Chanuka is one of my favorite holidays. Eight days of fun, with almost no restrictions. Lots of food, lots of presents, what's not to love?

Latkes are the best.
Doughnuts--not bad, though the icing sugar gets really messy. The songs are great.
Cleaning and preparing the candles are a pain in the neck.

What's my favorite part of Chanuka? Standing around with family after the candles are lit, just before digging into the latkes. It's a special feeling.

Monday, December 15, 2008


You may have noticed I've been neglecting this blog. Sorry.

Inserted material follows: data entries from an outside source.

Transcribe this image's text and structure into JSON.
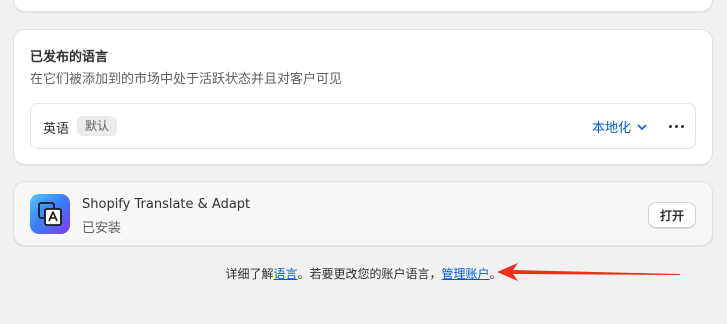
{
  "published": {
    "title": "已发布的语言",
    "subtitle": "在它们被添加到的市场中处于活跃状态并且对客户可见",
    "language": {
      "name": "英语",
      "badge": "默认",
      "localize_label": "本地化"
    }
  },
  "app": {
    "name": "Shopify Translate & Adapt",
    "status": "已安装",
    "open_label": "打开",
    "icon": "translate-app-icon"
  },
  "footer": {
    "prefix": "详细了解",
    "link1": "语言",
    "middle": "。若要更改您的账户语言，",
    "link2": "管理账户",
    "suffix": "。"
  },
  "colors": {
    "link": "#005bd3",
    "background": "#f1f1f1",
    "annotation_arrow": "#e8321f"
  }
}
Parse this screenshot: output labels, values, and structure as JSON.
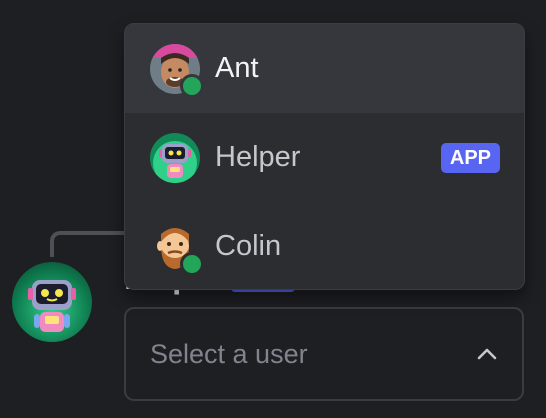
{
  "dropdown": {
    "options": [
      {
        "label": "Ant",
        "status": "online",
        "active": true
      },
      {
        "label": "Helper",
        "badge": "APP",
        "active": false
      },
      {
        "label": "Colin",
        "status": "online",
        "active": false
      }
    ]
  },
  "select": {
    "placeholder": "Select a user"
  },
  "colors": {
    "background": "#1e1f23",
    "menu": "#2b2d31",
    "highlight": "#35373c",
    "online": "#23a55a",
    "badge": "#5865f2"
  }
}
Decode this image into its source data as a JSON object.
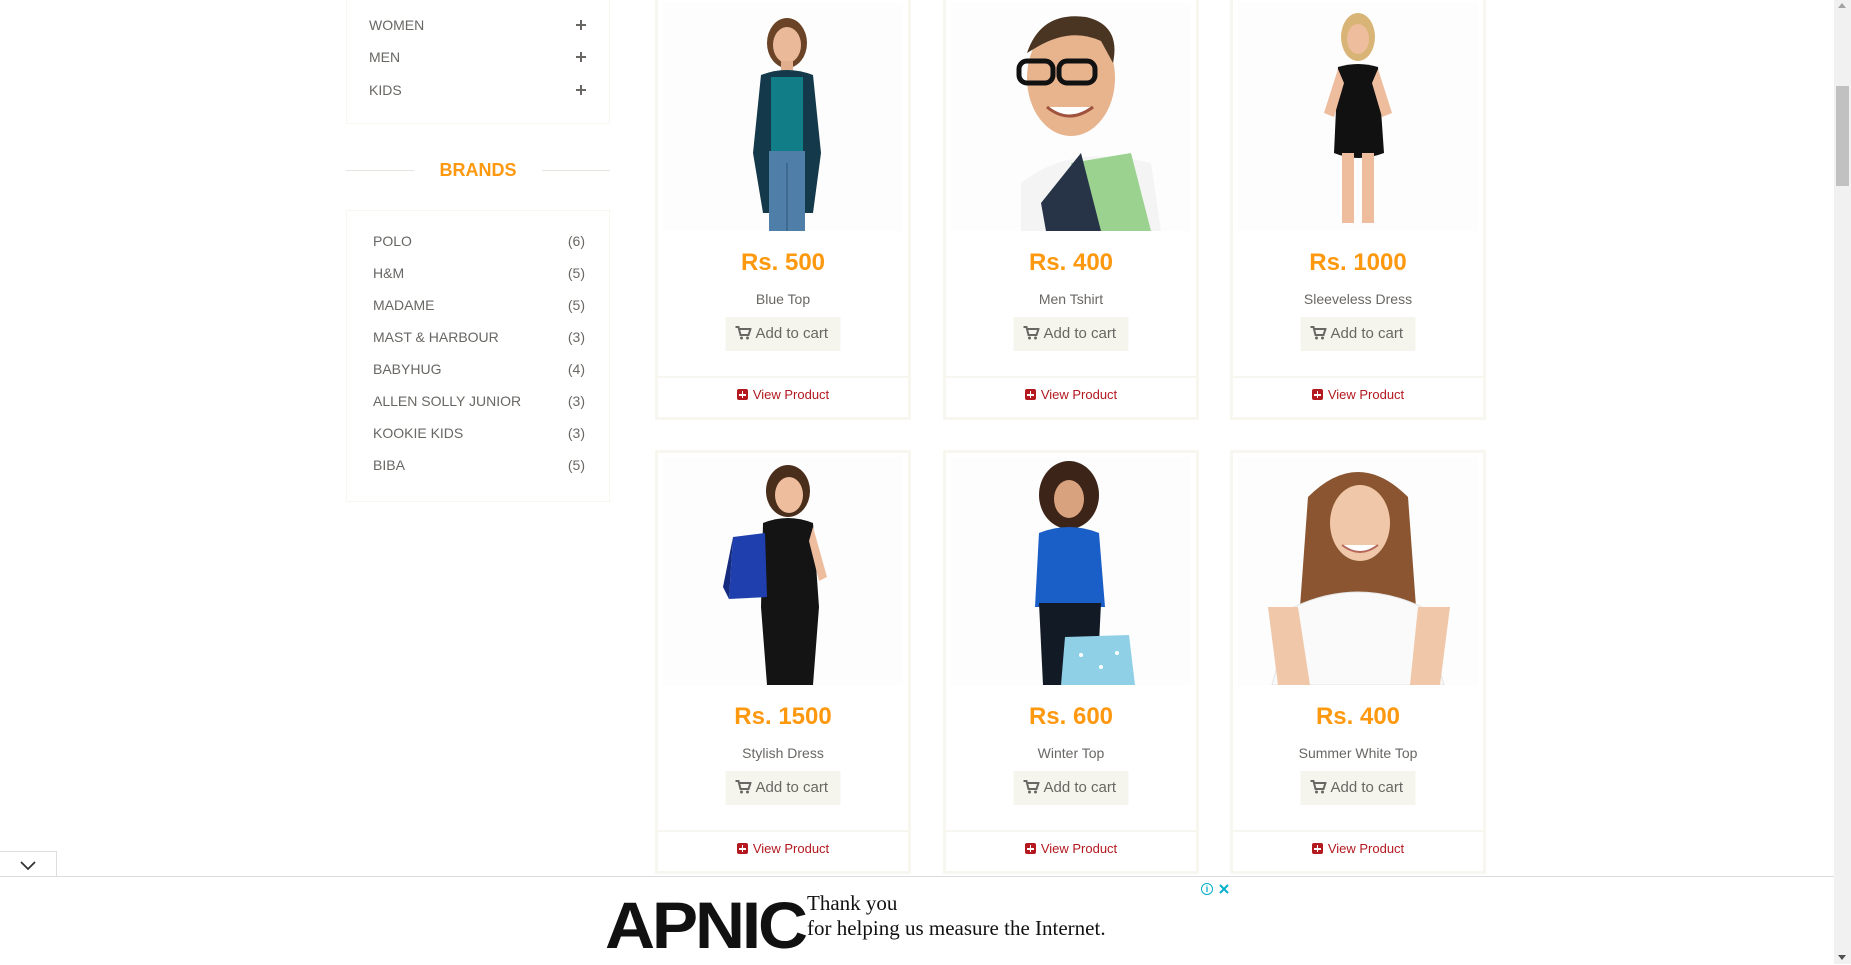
{
  "categories": [
    {
      "label": "WOMEN"
    },
    {
      "label": "MEN"
    },
    {
      "label": "KIDS"
    }
  ],
  "brands_title": "BRANDS",
  "brands": [
    {
      "name": "POLO",
      "count": "(6)"
    },
    {
      "name": "H&M",
      "count": "(5)"
    },
    {
      "name": "MADAME",
      "count": "(5)"
    },
    {
      "name": "MAST & HARBOUR",
      "count": "(3)"
    },
    {
      "name": "BABYHUG",
      "count": "(4)"
    },
    {
      "name": "ALLEN SOLLY JUNIOR",
      "count": "(3)"
    },
    {
      "name": "KOOKIE KIDS",
      "count": "(3)"
    },
    {
      "name": "BIBA",
      "count": "(5)"
    }
  ],
  "products": [
    {
      "price": "Rs. 500",
      "name": "Blue Top",
      "add_label": "Add to cart",
      "view_label": "View Product"
    },
    {
      "price": "Rs. 400",
      "name": "Men Tshirt",
      "add_label": "Add to cart",
      "view_label": "View Product"
    },
    {
      "price": "Rs. 1000",
      "name": "Sleeveless Dress",
      "add_label": "Add to cart",
      "view_label": "View Product"
    },
    {
      "price": "Rs. 1500",
      "name": "Stylish Dress",
      "add_label": "Add to cart",
      "view_label": "View Product"
    },
    {
      "price": "Rs. 600",
      "name": "Winter Top",
      "add_label": "Add to cart",
      "view_label": "View Product"
    },
    {
      "price": "Rs. 400",
      "name": "Summer White Top",
      "add_label": "Add to cart",
      "view_label": "View Product"
    }
  ],
  "ad": {
    "logo": "APNIC",
    "line1": "Thank you",
    "line2": "for helping us measure the Internet."
  },
  "colors": {
    "accent": "#FE980F",
    "view_link": "#B3191F",
    "text": "#696763"
  }
}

To me, a blog is a big party. If you're interested in being a contributor, just give me a shout ( and you're in.

I spent a year and a half in Israel a few years ago, and thought I'd share some of my positive memories.

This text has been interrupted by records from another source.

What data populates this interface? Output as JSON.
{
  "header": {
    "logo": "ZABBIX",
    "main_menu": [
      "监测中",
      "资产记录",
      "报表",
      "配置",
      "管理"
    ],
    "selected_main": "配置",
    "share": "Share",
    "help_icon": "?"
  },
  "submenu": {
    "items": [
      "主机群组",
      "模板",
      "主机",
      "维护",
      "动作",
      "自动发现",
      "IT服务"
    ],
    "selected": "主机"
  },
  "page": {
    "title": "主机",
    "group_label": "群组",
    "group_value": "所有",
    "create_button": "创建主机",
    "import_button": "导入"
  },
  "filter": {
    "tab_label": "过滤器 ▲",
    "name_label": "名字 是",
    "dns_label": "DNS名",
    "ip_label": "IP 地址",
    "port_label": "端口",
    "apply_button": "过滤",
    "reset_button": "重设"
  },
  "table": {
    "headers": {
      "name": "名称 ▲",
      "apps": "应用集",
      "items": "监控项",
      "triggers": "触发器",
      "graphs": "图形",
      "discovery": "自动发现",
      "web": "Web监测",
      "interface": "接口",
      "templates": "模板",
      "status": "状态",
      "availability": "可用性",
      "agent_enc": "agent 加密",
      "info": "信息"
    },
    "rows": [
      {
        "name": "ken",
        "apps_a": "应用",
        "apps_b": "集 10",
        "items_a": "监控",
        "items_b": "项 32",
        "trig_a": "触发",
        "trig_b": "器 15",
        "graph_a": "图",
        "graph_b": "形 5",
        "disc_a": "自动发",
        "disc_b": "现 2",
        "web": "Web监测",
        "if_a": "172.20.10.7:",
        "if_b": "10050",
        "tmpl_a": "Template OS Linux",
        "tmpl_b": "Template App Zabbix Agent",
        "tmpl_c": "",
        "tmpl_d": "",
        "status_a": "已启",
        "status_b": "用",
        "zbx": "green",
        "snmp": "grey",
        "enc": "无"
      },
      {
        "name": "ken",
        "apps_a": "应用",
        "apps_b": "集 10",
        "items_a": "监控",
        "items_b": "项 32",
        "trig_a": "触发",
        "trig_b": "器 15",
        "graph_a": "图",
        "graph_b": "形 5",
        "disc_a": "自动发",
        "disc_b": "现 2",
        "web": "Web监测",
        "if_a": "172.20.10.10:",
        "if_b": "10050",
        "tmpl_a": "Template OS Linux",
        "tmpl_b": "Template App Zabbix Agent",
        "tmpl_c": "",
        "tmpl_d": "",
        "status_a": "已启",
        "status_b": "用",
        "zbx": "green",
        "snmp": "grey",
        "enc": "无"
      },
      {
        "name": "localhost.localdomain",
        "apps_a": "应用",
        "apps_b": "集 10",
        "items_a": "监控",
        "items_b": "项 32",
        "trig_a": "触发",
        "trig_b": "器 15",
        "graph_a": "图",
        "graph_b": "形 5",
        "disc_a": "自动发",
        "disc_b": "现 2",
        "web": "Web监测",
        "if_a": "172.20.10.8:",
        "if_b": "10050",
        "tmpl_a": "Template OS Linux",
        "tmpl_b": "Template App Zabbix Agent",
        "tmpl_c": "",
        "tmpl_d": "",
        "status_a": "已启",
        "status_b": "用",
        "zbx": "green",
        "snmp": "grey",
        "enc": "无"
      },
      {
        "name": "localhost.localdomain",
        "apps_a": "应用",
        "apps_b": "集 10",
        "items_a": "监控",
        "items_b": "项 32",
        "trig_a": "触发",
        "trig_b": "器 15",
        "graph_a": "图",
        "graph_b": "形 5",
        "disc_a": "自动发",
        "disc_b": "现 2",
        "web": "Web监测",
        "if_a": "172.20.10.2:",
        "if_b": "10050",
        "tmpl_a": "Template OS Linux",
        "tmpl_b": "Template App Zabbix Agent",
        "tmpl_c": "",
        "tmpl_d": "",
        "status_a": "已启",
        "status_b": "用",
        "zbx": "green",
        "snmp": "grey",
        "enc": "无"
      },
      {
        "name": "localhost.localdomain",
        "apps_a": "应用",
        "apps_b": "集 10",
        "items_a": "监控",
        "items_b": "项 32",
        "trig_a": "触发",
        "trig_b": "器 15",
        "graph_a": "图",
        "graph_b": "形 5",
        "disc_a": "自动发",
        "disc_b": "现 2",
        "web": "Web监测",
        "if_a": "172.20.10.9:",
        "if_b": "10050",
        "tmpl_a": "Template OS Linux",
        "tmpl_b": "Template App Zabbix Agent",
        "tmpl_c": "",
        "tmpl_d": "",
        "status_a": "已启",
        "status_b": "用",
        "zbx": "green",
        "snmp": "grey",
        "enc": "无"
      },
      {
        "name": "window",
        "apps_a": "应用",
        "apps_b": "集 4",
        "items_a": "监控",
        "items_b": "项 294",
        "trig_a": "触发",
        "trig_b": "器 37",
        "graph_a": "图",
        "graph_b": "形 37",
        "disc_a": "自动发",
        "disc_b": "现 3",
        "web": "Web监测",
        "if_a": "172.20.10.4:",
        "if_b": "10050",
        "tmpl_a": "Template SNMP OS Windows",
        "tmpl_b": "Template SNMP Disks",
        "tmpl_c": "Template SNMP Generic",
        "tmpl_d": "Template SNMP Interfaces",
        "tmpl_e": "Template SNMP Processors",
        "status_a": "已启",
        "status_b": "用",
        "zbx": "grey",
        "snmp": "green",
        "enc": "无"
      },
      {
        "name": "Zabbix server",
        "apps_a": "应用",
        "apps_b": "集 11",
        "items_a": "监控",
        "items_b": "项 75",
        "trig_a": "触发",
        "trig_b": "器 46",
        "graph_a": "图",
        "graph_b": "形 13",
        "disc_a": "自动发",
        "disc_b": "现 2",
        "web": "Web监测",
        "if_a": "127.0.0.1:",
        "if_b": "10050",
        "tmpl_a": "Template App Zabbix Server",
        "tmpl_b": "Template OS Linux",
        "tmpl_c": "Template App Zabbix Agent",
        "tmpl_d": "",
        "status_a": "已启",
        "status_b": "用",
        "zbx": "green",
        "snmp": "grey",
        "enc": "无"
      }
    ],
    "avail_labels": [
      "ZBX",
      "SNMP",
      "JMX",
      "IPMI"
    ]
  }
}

- The weather. I loved how it never rained in the summer, and you barely ever needed a coat in the winter. Loved it.

- The food. Okay, lots of it was crap, but lots was great. Like bread for fifty cents a loaf (seriously). During bein hazmanim, I lived off of that stuff. Also hummus (a kilo tub for like two bucks). Oh, you know those shoko bags kids take to school? Those rock.

- Buses, tiyulim. Loved the buses, and how you were never too far from your next tiyul. Went on lots of tiyulim. LOVED Ein Gedi! Didn't go to Masada:(.

- Shabbos. LOVED it. People were always inviting us to their homes for the meals, and had LOTS of fun. Also, walking around Yerushalayim Friday night was pretty cool. It sometimes seemed like the whole city's population was walking down Shmuel Hanavi, cracking garinim.

- Carefree attitude. A lot of Israelis are mad chilled. Lots of unique personalities to hang out with. You never know what you're getting yourself into; the place is one big balagan, and it's a laugh a minute. Basically, what I'm saying is it's a lot of fun:).

Monday, December 8, 2008


By: Margo
I sometimes miss davening. Not the praying to an invisible God, nor the mandatory aspect of it, but I miss the intense concentration and meditation. I felt like I was delving deep into myself and simultaneously drawing closer to what I thought of as God. That part was lovely; it helped me reach self-knowledge, it brought me to a self-centered place, it enabled me to focus. Even after I stopped believing that the Torah is divine, I would talk to "God" intensely, just talk. That was great. Then I realized that God almost definitely wasn't there, and I stopped talking to myself.
Maybe I'll look into meditation. Or maybe I'll just resume talking to myself. It was easier when I thought I was talking to another being, though. Now I just feel crazy, except that it's crazier to talk to yourself and believe you're speaking to an invisible being than it is to just talk to yourself, fully knowing what you're doing. ;) Maybe I'm not so crazy, after all.